━━ Data under study ━━
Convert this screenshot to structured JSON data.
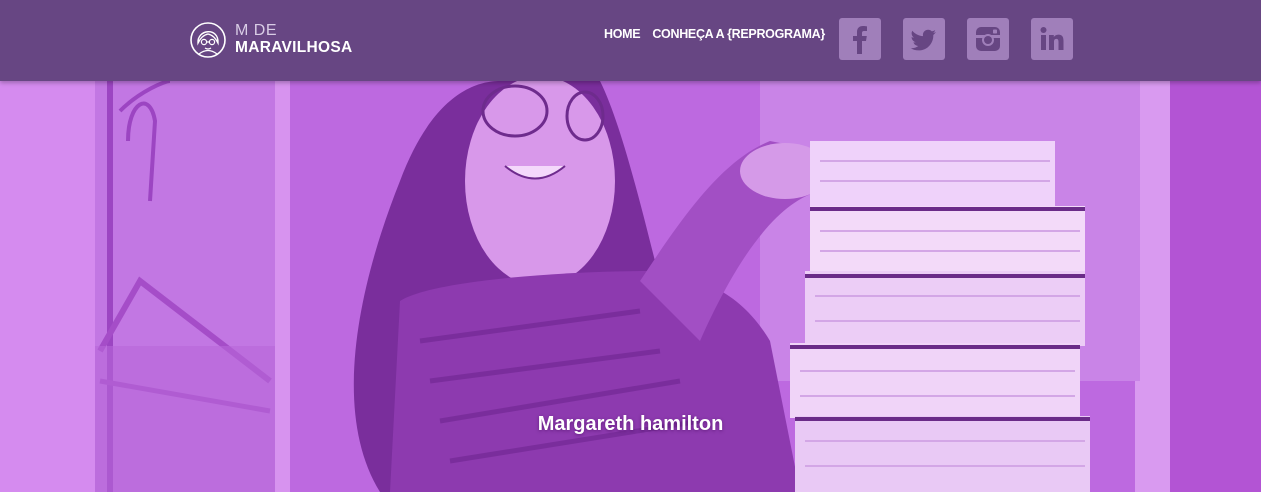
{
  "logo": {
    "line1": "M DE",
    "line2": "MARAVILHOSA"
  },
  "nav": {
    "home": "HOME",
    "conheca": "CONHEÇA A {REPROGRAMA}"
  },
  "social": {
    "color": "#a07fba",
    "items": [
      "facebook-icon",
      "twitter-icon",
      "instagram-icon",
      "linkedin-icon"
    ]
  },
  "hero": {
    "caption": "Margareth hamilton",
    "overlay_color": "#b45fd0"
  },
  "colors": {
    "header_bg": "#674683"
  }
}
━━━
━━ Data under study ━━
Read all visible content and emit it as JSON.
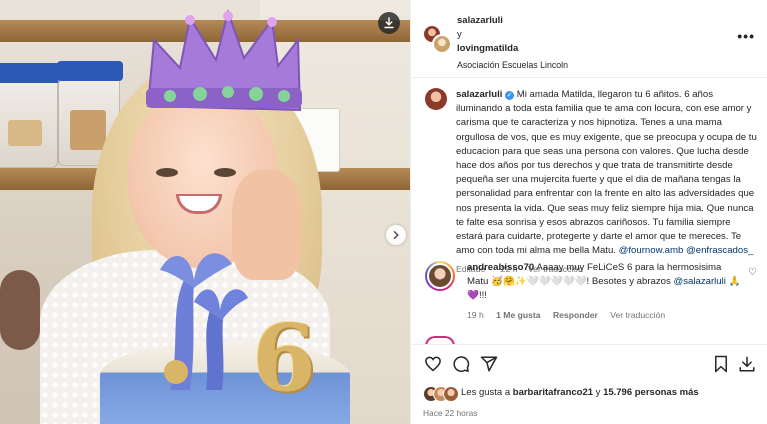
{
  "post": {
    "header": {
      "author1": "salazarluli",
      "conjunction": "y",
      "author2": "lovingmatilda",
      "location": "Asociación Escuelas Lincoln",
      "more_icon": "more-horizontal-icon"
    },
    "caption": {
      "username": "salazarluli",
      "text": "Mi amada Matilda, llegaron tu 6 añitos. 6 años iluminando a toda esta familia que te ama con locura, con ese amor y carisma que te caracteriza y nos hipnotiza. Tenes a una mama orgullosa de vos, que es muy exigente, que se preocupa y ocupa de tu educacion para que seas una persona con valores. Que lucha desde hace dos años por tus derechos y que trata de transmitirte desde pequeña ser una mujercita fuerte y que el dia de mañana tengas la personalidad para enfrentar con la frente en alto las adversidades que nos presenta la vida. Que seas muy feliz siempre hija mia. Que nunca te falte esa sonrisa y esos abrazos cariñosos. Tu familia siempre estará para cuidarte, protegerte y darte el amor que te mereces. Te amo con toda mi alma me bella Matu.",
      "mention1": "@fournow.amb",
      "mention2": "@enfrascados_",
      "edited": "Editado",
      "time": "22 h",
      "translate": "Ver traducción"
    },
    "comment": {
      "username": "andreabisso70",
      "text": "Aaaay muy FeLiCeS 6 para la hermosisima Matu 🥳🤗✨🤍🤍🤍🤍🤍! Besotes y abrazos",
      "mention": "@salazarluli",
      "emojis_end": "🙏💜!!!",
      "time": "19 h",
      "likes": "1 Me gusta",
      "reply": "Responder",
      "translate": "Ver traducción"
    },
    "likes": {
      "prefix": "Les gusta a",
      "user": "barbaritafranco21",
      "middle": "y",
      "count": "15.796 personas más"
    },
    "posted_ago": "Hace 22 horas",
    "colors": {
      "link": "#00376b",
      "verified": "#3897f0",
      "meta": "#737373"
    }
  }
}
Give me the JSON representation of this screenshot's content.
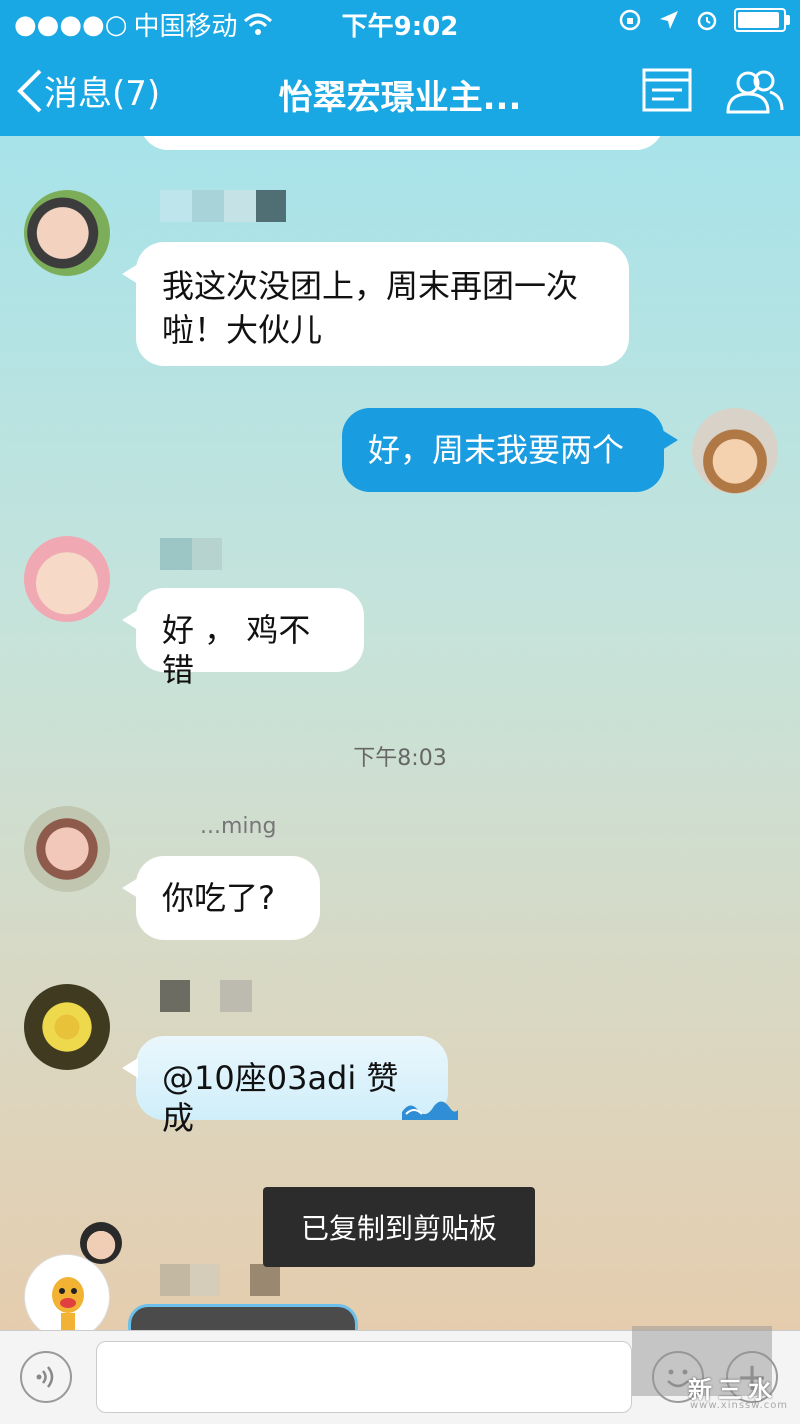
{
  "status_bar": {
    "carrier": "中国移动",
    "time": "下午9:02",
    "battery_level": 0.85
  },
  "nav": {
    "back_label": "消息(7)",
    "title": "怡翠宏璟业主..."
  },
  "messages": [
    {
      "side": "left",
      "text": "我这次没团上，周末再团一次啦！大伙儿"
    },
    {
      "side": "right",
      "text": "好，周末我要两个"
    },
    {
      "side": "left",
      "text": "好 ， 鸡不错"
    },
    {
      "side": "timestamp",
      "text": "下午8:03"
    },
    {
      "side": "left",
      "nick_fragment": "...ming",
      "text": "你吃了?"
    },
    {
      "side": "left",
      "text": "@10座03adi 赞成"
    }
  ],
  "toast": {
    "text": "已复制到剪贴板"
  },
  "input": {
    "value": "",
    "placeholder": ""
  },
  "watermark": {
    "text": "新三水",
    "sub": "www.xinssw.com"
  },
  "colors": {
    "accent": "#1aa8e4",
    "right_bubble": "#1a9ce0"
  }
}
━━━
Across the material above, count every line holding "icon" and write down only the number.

5